By: Shelley Nelson, Superior Telegram
Boulevards and backyards in Superior neighborhoods are filling with furniture, carpets and items damaged by last week’s floodwaters.
And the city has solutions to help residents and businesses already facing costly losses to take it away the debris for free.
Now through July 9, residents can drop of their damaged belongings at the municipal landfill at no cost. The city is waiving the usual tipping fee to help people out.
On Saturdays through then, the city is extending its hours to help with the cleanup. The landfill will be open 7 a.m. to 5 p.m. this Saturday and July 7 to accommodate those who can’t make it to the landfill during regular hours of 8 a.m. to 3:40 p.m. Monday-Friday.
The landfill closes for the 4th of July holiday.
For city residents without the ability to get their storm-damaged goods to the landfill, the city is adding the extra step of picking up goods damaged by the storm. To arrange a pickup, call (715) 394-0244.
The city can’t take appliances; those items can be recycled at places like Balcum Appliances.
Assistant Public Works Director Todd Janigo said dealing with appliances and other electrical equipment damaged by flood can present specific problems.
The city on Tuesday posted a guide to help homeowners deal with submerged appliances.
According to Underwriters Laboratories, contaminants in floodwater can create serious fire hazards if electrical wiring and equipment have been submerged in water. Even with professional cleaning and drying, sediments and toxins are difficult to remove. Some items may be reconditioned, but others will need to be replaced, and it is recommended that an electrician or electrical inspector guide the restoration or replacement of any electrical wiring or equipment.
For more information, visit “After the Storm — Important info” at www.ci.superior.wi.us.
And when it comes to damaged electronics — banned from Wisconsin landfills since 2010 — the timing of the storm could prove advantageous.

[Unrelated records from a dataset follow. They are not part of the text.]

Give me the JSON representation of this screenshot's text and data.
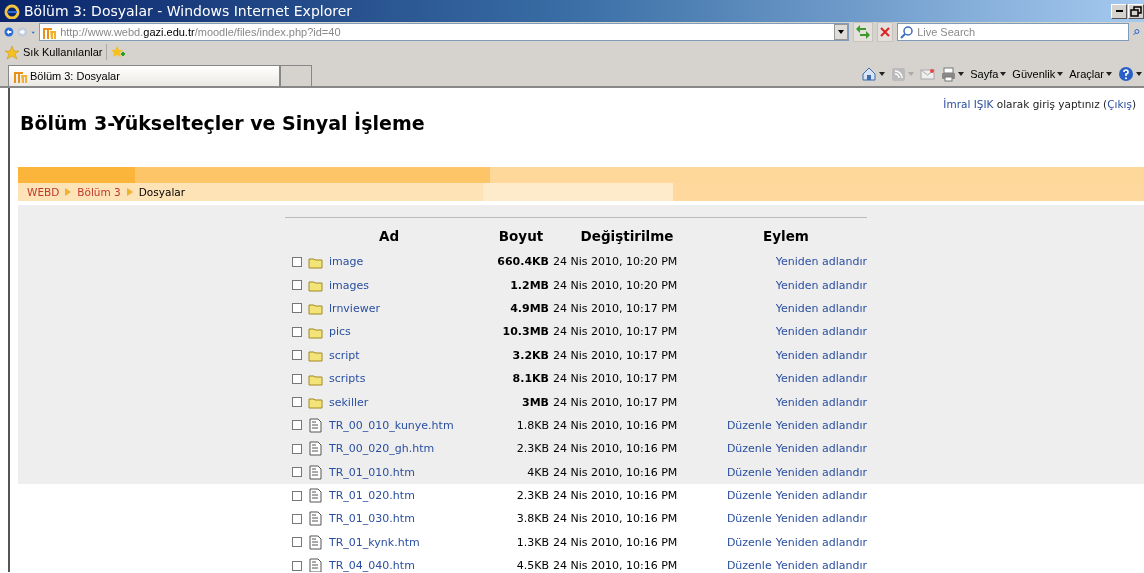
{
  "window": {
    "title": "Bölüm 3: Dosyalar - Windows Internet Explorer"
  },
  "address": {
    "url_prefix": "http://www.webd.",
    "url_domain": "gazi.edu.tr",
    "url_path": "/moodle/files/index.php?id=40"
  },
  "search": {
    "placeholder": "Live Search"
  },
  "favorites": {
    "label": "Sık Kullanılanlar"
  },
  "tabs": [
    {
      "label": "Bölüm 3: Dosyalar",
      "selected": true
    },
    {
      "selected": false
    }
  ],
  "command_bar": [
    "Sayfa",
    "Güvenlik",
    "Araçlar"
  ],
  "page": {
    "heading": "Bölüm 3-Yükselteçler ve Sinyal İşleme",
    "band": true,
    "login": {
      "user": "İmral IŞIK",
      "text": " olarak giriş yaptınız (",
      "logout": "Çıkış",
      "after": ")"
    },
    "breadcrumb": [
      {
        "label": "WEBD",
        "link": true
      },
      {
        "label": "Bölüm 3",
        "link": true
      },
      {
        "label": "Dosyalar",
        "link": false
      }
    ]
  },
  "table": {
    "columns": [
      "Ad",
      "Boyut",
      "Değiştirilme",
      "Eylem"
    ],
    "rows": [
      {
        "kind": "folder",
        "checked": false,
        "name": "image",
        "size": "660.4KB",
        "modified": "24 Nis 2010, 10:20 PM",
        "actions": [
          "Yeniden adlandır"
        ]
      },
      {
        "kind": "folder",
        "checked": false,
        "name": "images",
        "size": "1.2MB",
        "modified": "24 Nis 2010, 10:20 PM",
        "actions": [
          "Yeniden adlandır"
        ]
      },
      {
        "kind": "folder",
        "checked": false,
        "name": "lrnviewer",
        "size": "4.9MB",
        "modified": "24 Nis 2010, 10:17 PM",
        "actions": [
          "Yeniden adlandır"
        ]
      },
      {
        "kind": "folder",
        "checked": false,
        "name": "pics",
        "size": "10.3MB",
        "modified": "24 Nis 2010, 10:17 PM",
        "actions": [
          "Yeniden adlandır"
        ]
      },
      {
        "kind": "folder",
        "checked": false,
        "name": "script",
        "size": "3.2KB",
        "modified": "24 Nis 2010, 10:17 PM",
        "actions": [
          "Yeniden adlandır"
        ]
      },
      {
        "kind": "folder",
        "checked": false,
        "name": "scripts",
        "size": "8.1KB",
        "modified": "24 Nis 2010, 10:17 PM",
        "actions": [
          "Yeniden adlandır"
        ]
      },
      {
        "kind": "folder",
        "checked": false,
        "name": "sekiller",
        "size": "3MB",
        "modified": "24 Nis 2010, 10:17 PM",
        "actions": [
          "Yeniden adlandır"
        ]
      },
      {
        "kind": "file",
        "checked": false,
        "name": "TR_00_010_kunye.htm",
        "size": "1.8KB",
        "modified": "24 Nis 2010, 10:16 PM",
        "actions": [
          "Düzenle",
          "Yeniden adlandır"
        ]
      },
      {
        "kind": "file",
        "checked": false,
        "name": "TR_00_020_gh.htm",
        "size": "2.3KB",
        "modified": "24 Nis 2010, 10:16 PM",
        "actions": [
          "Düzenle",
          "Yeniden adlandır"
        ]
      },
      {
        "kind": "file",
        "checked": false,
        "name": "TR_01_010.htm",
        "size": "4KB",
        "modified": "24 Nis 2010, 10:16 PM",
        "actions": [
          "Düzenle",
          "Yeniden adlandır"
        ]
      },
      {
        "kind": "file",
        "checked": false,
        "name": "TR_01_020.htm",
        "size": "2.3KB",
        "modified": "24 Nis 2010, 10:16 PM",
        "actions": [
          "Düzenle",
          "Yeniden adlandır"
        ]
      },
      {
        "kind": "file",
        "checked": false,
        "name": "TR_01_030.htm",
        "size": "3.8KB",
        "modified": "24 Nis 2010, 10:16 PM",
        "actions": [
          "Düzenle",
          "Yeniden adlandır"
        ]
      },
      {
        "kind": "file",
        "checked": false,
        "name": "TR_01_kynk.htm",
        "size": "1.3KB",
        "modified": "24 Nis 2010, 10:16 PM",
        "actions": [
          "Düzenle",
          "Yeniden adlandır"
        ]
      },
      {
        "kind": "file",
        "checked": false,
        "name": "TR_04_040.htm",
        "size": "4.5KB",
        "modified": "24 Nis 2010, 10:16 PM",
        "actions": [
          "Düzenle",
          "Yeniden adlandır"
        ]
      }
    ]
  }
}
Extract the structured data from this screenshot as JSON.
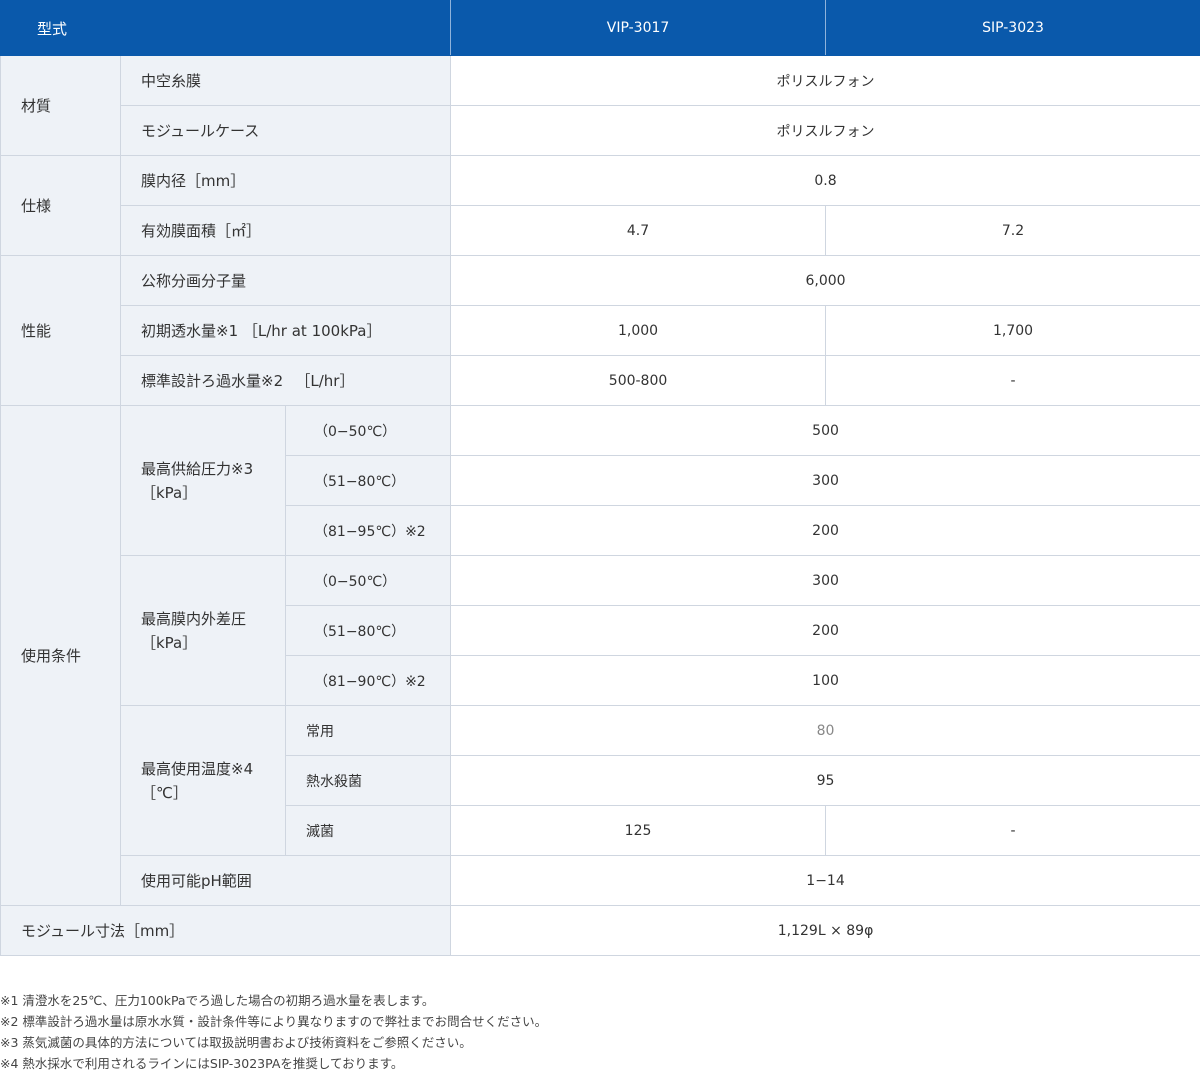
{
  "header": {
    "label": "型式",
    "models": [
      "VIP-3017",
      "SIP-3023"
    ]
  },
  "material": {
    "group": "材質",
    "hollow_fiber": {
      "label": "中空糸膜",
      "value": "ポリスルフォン"
    },
    "module_case": {
      "label": "モジュールケース",
      "value": "ポリスルフォン"
    }
  },
  "spec": {
    "group": "仕様",
    "inner_diameter": {
      "label": "膜内径［mm］",
      "value": "0.8"
    },
    "effective_area": {
      "label": "有効膜面積［㎡］",
      "values": [
        "4.7",
        "7.2"
      ]
    }
  },
  "performance": {
    "group": "性能",
    "mwco": {
      "label": "公称分画分子量",
      "value": "6,000"
    },
    "initial_flux": {
      "label": "初期透水量※1 ［L/hr at 100kPa］",
      "values": [
        "1,000",
        "1,700"
      ]
    },
    "design_flux": {
      "label": "標準設計ろ過水量※2 　［L/hr］",
      "values": [
        "500-800",
        "-"
      ]
    }
  },
  "conditions": {
    "group": "使用条件",
    "max_feed_pressure": {
      "label_line1": "最高供給圧力※3",
      "label_line2": "［kPa］",
      "rows": [
        {
          "temp": "（0−50℃）",
          "value": "500"
        },
        {
          "temp": "（51−80℃）",
          "value": "300"
        },
        {
          "temp": "（81−95℃）※2",
          "value": "200"
        }
      ]
    },
    "max_tmp": {
      "label_line1": "最高膜内外差圧",
      "label_line2": "［kPa］",
      "rows": [
        {
          "temp": "（0−50℃）",
          "value": "300"
        },
        {
          "temp": "（51−80℃）",
          "value": "200"
        },
        {
          "temp": "（81−90℃）※2",
          "value": "100"
        }
      ]
    },
    "max_temp": {
      "label_line1": "最高使用温度※4",
      "label_line2": "［℃］",
      "normal": {
        "label": "常用",
        "value": "80"
      },
      "hot_water": {
        "label": "熱水殺菌",
        "value": "95"
      },
      "sterilize": {
        "label": "滅菌",
        "values": [
          "125",
          "-"
        ]
      }
    },
    "ph_range": {
      "label": "使用可能pH範囲",
      "value": "1−14"
    }
  },
  "dimensions": {
    "label": "モジュール寸法［mm］",
    "value": "1,129L × 89φ"
  },
  "notes": [
    "※1 清澄水を25℃、圧力100kPaでろ過した場合の初期ろ過水量を表します。",
    "※2 標準設計ろ過水量は原水水質・設計条件等により異なりますので弊社までお問合せください。",
    "※3 蒸気滅菌の具体的方法については取扱説明書および技術資料をご参照ください。",
    "※4 熱水採水で利用されるラインにはSIP-3023PAを推奨しております。"
  ]
}
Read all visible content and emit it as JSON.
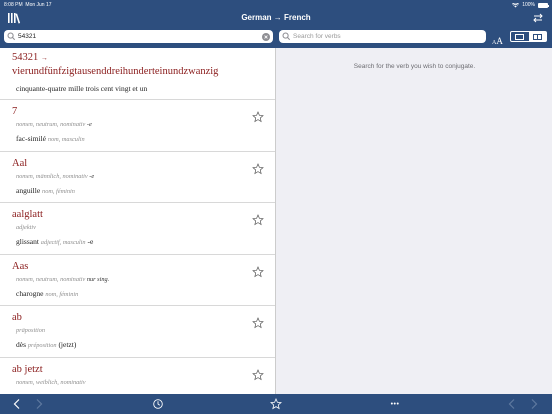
{
  "status": {
    "time": "8:08 PM",
    "date": "Mon Jun 17",
    "battery": "100%"
  },
  "header": {
    "title": "German → French"
  },
  "search": {
    "query": "54321",
    "verb_placeholder": "Search for verbs"
  },
  "font_size": {
    "small": "A",
    "large": "A"
  },
  "first_entry": {
    "number": "54321",
    "arrow": "→",
    "word": "vierundfünfzigtausenddreihunderteinundzwanzig",
    "translation": "cinquante-quatre mille trois cent vingt et un"
  },
  "entries": [
    {
      "headword": "7",
      "grammar": "nomen, neutrum, nominativ",
      "grammar_extra": "-e",
      "translation": "fac-similé",
      "trans_grammar": "nom, masculin",
      "trans_extra": ""
    },
    {
      "headword": "Aal",
      "grammar": "nomen, männlich, nominativ",
      "grammar_extra": "-e",
      "translation": "anguille",
      "trans_grammar": "nom, féminin",
      "trans_extra": ""
    },
    {
      "headword": "aalglatt",
      "grammar": "adjektiv",
      "grammar_extra": "",
      "translation": "glissant",
      "trans_grammar": "adjectif, masculin",
      "trans_extra": "-e"
    },
    {
      "headword": "Aas",
      "grammar": "nomen, neutrum, nominativ",
      "grammar_extra": "nur sing.",
      "translation": "charogne",
      "trans_grammar": "nom, féminin",
      "trans_extra": ""
    },
    {
      "headword": "ab",
      "grammar": "präposition",
      "grammar_extra": "",
      "translation": "dès",
      "trans_grammar": "préposition",
      "trans_extra": "(jetzt)"
    },
    {
      "headword": "ab jetzt",
      "grammar": "nomen, weiblich, nominativ",
      "grammar_extra": "",
      "translation": "",
      "trans_grammar": "",
      "trans_extra": ""
    }
  ],
  "detail": {
    "hint": "Search for the verb you wish to conjugate."
  },
  "toolbar": {
    "more_label": "•••"
  },
  "colors": {
    "bar": "#2d4e7e",
    "headword": "#8a1c1c",
    "accent": "#2d4e7e"
  }
}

It comes just as Douglas County launches its annual Clean Sweep.
The decision to open the landfill has had a side benefit for the city; pristine places around the city have not become dumping grounds, according to Parks and Recreation Administrator Mary Morgan.
Morgan said after talking to the city’s code enforcement officer, superintendent of parks and support staff at the municipal services building, she learned there has been no evidence of illegal dumping since the storm.
“These are the three key portals for hearing about illegal dumping and none of the three of them have heard any reports of it,” Morgan said.
The same isn’t true in rural areas.
A resident on Finn Road reported Friday that she woke to find ruined Sheet Rock and carpeting — not her own — near her driveway. It happens every time there is flooding near the Nemadji River, she said.
But rural residents affected by last week’s flooding need not litter their pristine property or that of neighbors.
The free landfill also allows northern Douglas County residents and businesses outside of Superior to get rid of storm-damaged goods.
Among items frequently dumped are electronics.
From 10 a.m. to 2 p.m. Saturday, residents can recycle most damaged electronics at no cost at the Head of the Lakes fairgrounds in Superior.
Computers, monitors, game systems, digital cameras, keyboards, VCRs, DVDs, printers, LCD and television monitors and stereos can be dropped off free. Projection and console televisions can be dropped off for a $25 fee.
For more information about the 2012 Clean Sweep, call (715) 395-1293 or visit www.douglascountywi.org.